▶ **WHAT YOU NEED TO DO**
In the records below, locate the line containing "Serialize everything readable", then extract it and all following lines exactly, ending with the last line.
(Beginning of DATA RECORDS)
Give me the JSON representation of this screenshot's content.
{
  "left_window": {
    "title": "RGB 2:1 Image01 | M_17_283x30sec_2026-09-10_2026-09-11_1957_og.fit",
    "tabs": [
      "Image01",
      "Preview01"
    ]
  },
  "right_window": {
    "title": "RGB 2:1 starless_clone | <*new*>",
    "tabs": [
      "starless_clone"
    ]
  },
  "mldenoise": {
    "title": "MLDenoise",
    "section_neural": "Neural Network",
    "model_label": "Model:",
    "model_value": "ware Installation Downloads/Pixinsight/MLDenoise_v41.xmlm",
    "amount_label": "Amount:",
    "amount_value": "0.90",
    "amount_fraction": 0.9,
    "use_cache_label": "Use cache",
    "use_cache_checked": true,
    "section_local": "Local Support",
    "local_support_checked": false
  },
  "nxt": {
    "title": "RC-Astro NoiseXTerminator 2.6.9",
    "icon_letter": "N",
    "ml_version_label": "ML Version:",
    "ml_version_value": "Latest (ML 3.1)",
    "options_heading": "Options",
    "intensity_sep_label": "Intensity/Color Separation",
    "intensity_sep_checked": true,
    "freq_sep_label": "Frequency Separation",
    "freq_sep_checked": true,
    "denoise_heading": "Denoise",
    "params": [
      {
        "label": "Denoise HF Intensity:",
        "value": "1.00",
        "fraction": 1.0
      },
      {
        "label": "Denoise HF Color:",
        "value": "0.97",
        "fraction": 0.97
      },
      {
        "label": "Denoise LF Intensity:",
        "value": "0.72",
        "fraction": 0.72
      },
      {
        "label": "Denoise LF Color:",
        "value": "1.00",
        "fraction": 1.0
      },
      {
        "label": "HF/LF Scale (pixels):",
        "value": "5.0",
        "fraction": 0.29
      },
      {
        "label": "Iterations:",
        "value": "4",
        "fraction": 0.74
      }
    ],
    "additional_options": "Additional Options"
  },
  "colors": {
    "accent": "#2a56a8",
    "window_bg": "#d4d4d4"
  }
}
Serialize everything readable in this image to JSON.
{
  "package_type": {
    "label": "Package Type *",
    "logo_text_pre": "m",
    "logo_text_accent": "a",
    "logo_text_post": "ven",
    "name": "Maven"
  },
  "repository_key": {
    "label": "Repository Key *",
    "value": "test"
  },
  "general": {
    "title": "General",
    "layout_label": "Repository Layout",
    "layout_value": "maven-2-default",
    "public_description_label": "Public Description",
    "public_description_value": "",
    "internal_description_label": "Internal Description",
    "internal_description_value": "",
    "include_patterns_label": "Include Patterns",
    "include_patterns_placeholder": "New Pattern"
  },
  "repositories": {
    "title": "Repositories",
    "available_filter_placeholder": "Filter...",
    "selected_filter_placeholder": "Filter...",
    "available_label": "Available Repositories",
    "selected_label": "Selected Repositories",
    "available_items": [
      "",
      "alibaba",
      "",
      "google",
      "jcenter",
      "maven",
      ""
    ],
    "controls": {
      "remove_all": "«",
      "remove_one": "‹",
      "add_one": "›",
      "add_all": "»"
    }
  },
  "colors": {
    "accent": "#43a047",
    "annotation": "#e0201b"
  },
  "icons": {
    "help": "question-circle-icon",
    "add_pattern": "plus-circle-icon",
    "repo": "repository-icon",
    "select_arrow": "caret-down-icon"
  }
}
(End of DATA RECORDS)
▶ **FINISHED TASK**
Serialize everything readable in this image to JSON.
{
  "package_type": {
    "label": "Package Type *",
    "logo_text_pre": "m",
    "logo_text_accent": "a",
    "logo_text_post": "ven",
    "name": "Maven"
  },
  "repository_key": {
    "label": "Repository Key *",
    "value": "test"
  },
  "general": {
    "title": "General",
    "layout_label": "Repository Layout",
    "layout_value": "maven-2-default",
    "public_description_label": "Public Description",
    "public_description_value": "",
    "internal_description_label": "Internal Description",
    "internal_description_value": "",
    "include_patterns_label": "Include Patterns",
    "include_patterns_placeholder": "New Pattern"
  },
  "repositories": {
    "title": "Repositories",
    "available_filter_placeholder": "Filter...",
    "selected_filter_placeholder": "Filter...",
    "available_label": "Available Repositories",
    "selected_label": "Selected Repositories",
    "available_items": [
      "",
      "alibaba",
      "",
      "google",
      "jcenter",
      "maven",
      ""
    ],
    "controls": {
      "remove_all": "«",
      "remove_one": "‹",
      "add_one": "›",
      "add_all": "»"
    }
  },
  "colors": {
    "accent": "#43a047",
    "annotation": "#e0201b"
  },
  "icons": {
    "help": "question-circle-icon",
    "add_pattern": "plus-circle-icon",
    "repo": "repository-icon",
    "select_arrow": "caret-down-icon"
  }
}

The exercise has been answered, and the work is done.